27 Jul 2007
Changes in reflected light identify contaminants without needing to pre-treat the sample.
Stratophase, a spin-off from Southampton University in the UK, has developed a technique to simultaneously write a waveguide and a planar Bragg grating into an optical silicon chip. The technology has been used to fabricate the company's SpectroSens sensor, which can detect the presence of toxins using optical techniques rather than costly chemical tagging.
In the company's Direct Grating Writing process, two focused UV lasers are overlapped to give a small circular spot with an inherent linear interference pattern. Modulating the beam as it scans a photosensitive substrate allows a Bragg grating to be written, allowing complex variations to the period and contrast to be incorporated within a single grating if desired.

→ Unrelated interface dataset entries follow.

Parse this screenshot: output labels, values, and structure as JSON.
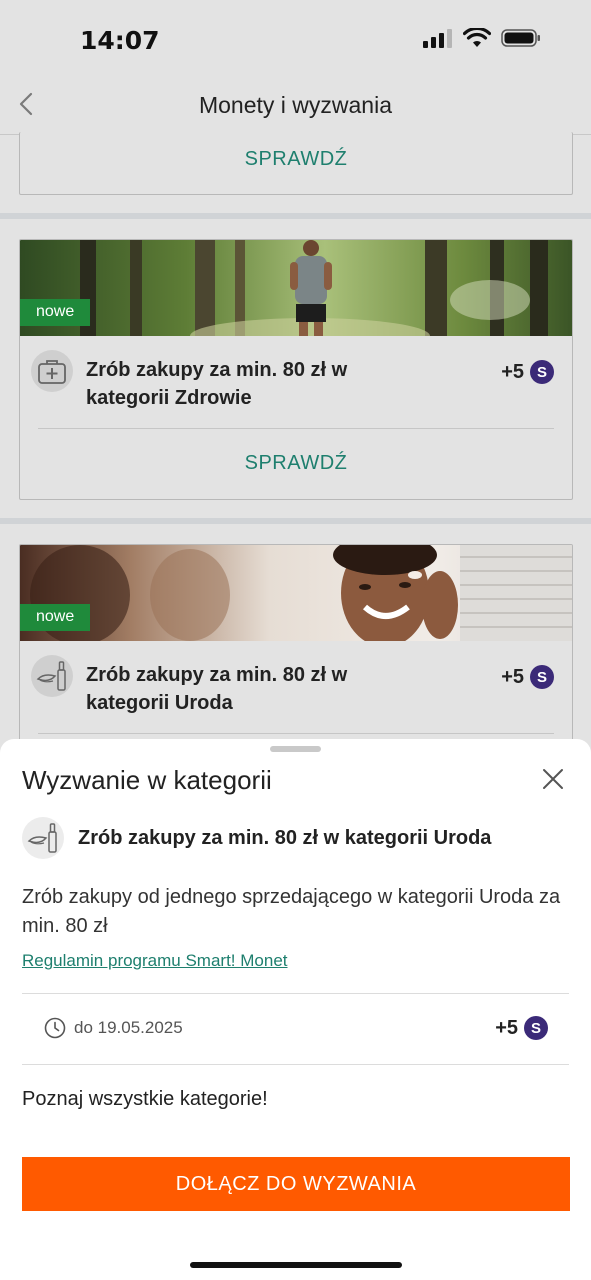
{
  "status_bar": {
    "time": "14:07"
  },
  "nav": {
    "title": "Monety i wyzwania"
  },
  "cards": [
    {
      "cta": "SPRAWDŹ"
    },
    {
      "badge": "nowe",
      "title": "Zrób zakupy za min. 80 zł w kategorii Zdrowie",
      "reward": "+5",
      "coin_letter": "S",
      "cta": "SPRAWDŹ",
      "icon": "first-aid-kit-icon"
    },
    {
      "badge": "nowe",
      "title": "Zrób zakupy za min. 80 zł w kategorii Uroda",
      "reward": "+5",
      "coin_letter": "S",
      "icon": "beauty-cosmetics-icon"
    }
  ],
  "sheet": {
    "title": "Wyzwanie w kategorii",
    "challenge_title": "Zrób zakupy za min. 80 zł w kategorii Uroda",
    "description": "Zrób zakupy od jednego sprzedającego w kategorii Uroda za min. 80 zł",
    "terms_link": "Regulamin programu Smart! Monet",
    "deadline": "do 19.05.2025",
    "reward": "+5",
    "coin_letter": "S",
    "explore_text": "Poznaj wszystkie kategorie!",
    "join_button": "DOŁĄCZ DO WYZWANIA"
  },
  "colors": {
    "accent_green": "#1e7f6e",
    "badge_green": "#1f8a3b",
    "coin_purple": "#3b2a78",
    "cta_orange": "#ff5a00"
  }
}
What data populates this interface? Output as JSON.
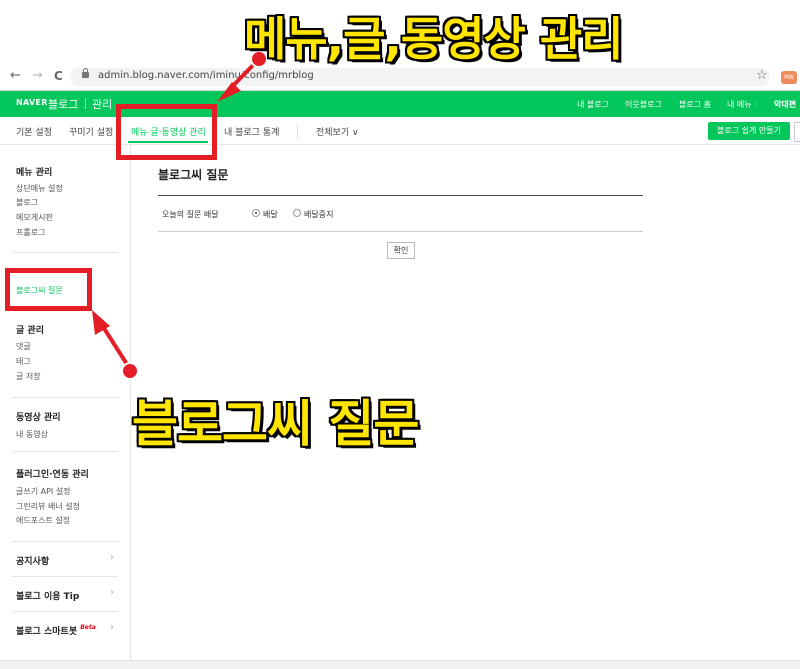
{
  "browser": {
    "back_glyph": "←",
    "forward_glyph": "→",
    "reload_glyph": "C",
    "url": "admin.blog.naver.com/iminu/config/mrblog",
    "star_glyph": "☆",
    "extension_label": "RW"
  },
  "topbar": {
    "brand": "NAVER",
    "blog": "블로그",
    "admin": "관리",
    "links": [
      "내 블로그",
      "이웃블로그",
      "블로그 홈",
      "내 메뉴 ·",
      "악대편"
    ]
  },
  "tabs": {
    "basic": "기본 설정",
    "decorate": "꾸미기 설정",
    "menu_post_video": "메뉴·글·동영상 관리",
    "stats": "내 블로그 통계",
    "view_all": "전체보기",
    "chevron": "∨",
    "easy_create": "블로그 쉽게 만들기"
  },
  "sidebar": {
    "menu_manage": {
      "title": "메뉴 관리",
      "items": [
        "상단메뉴 설정",
        "블로그",
        "메모게시판",
        "프롤로그"
      ]
    },
    "blog_question": "블로그씨 질문",
    "post_manage": {
      "title": "글 관리",
      "items": [
        "댓글",
        "태그",
        "글 저장"
      ]
    },
    "video_manage": {
      "title": "동영상 관리",
      "items": [
        "내 동영상"
      ]
    },
    "plugin_manage": {
      "title": "플러그인·연동 관리",
      "items": [
        "글쓰기 API 설정",
        "그린리뷰 배너 설정",
        "애드포스트 설정"
      ]
    },
    "notice": "공지사항",
    "tips": "블로그 이용 Tip",
    "smartbot": "블로그 스마트봇",
    "smartbot_badge": "Beta",
    "arrow_glyph": "›"
  },
  "main": {
    "title": "블로그씨 질문",
    "option_label": "오늘의 질문 배달",
    "radio_on": "배달",
    "radio_off": "배달중지",
    "confirm": "확인"
  },
  "annotations": {
    "top_caption": "메뉴,글,동영상 관리",
    "bottom_caption": "블로그씨 질문",
    "highlight_color": "#e41e26",
    "caption_color": "#ffe500"
  }
}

This technique allows gratings to be manufactured faster and more cheaply, since it avoids the need for a one-off mask to be made. Accuracy is also improved as grating structures are written simultaneously with the waveguide, removing any alignment error. The substrates are standard silicon wafers, with a germanium-doped silica glass top layer in which the waveguide circuit is fabricated.
The finished detector cell incorporates a sensing window above the grating that is chemically prepared with suitable antibodies, ready to bond with a chosen target agent. A fiber-optic cable travels under the window to illuminate it with visible or infrared light. When any target molecules bond to the prepared surface, small but measurable changes to the reflected light are caused, revealing the presence of the toxin.
Greg Emerson, developer of the chip, explained that this method avoids any expensive chemical tagging of the sample itself. Instead, a change to the physical properties at the surface of the chip is detected optically, speeding up the detection process.
"We are able to measure in real time the amount of mass bound to the top of the chip surface, and observe it without needing any fluorescing antibodies," he said. "All the process and information transfer is done optically, so it is completely immune to noise."
A particular advantage claimed for this method is a reduction in the number of false-positive detections. The ability to use several colors of light allows detailed information on the thickness of the layer binding to the surface to be obtained, helping to distinguishing the target species from other non-specific events.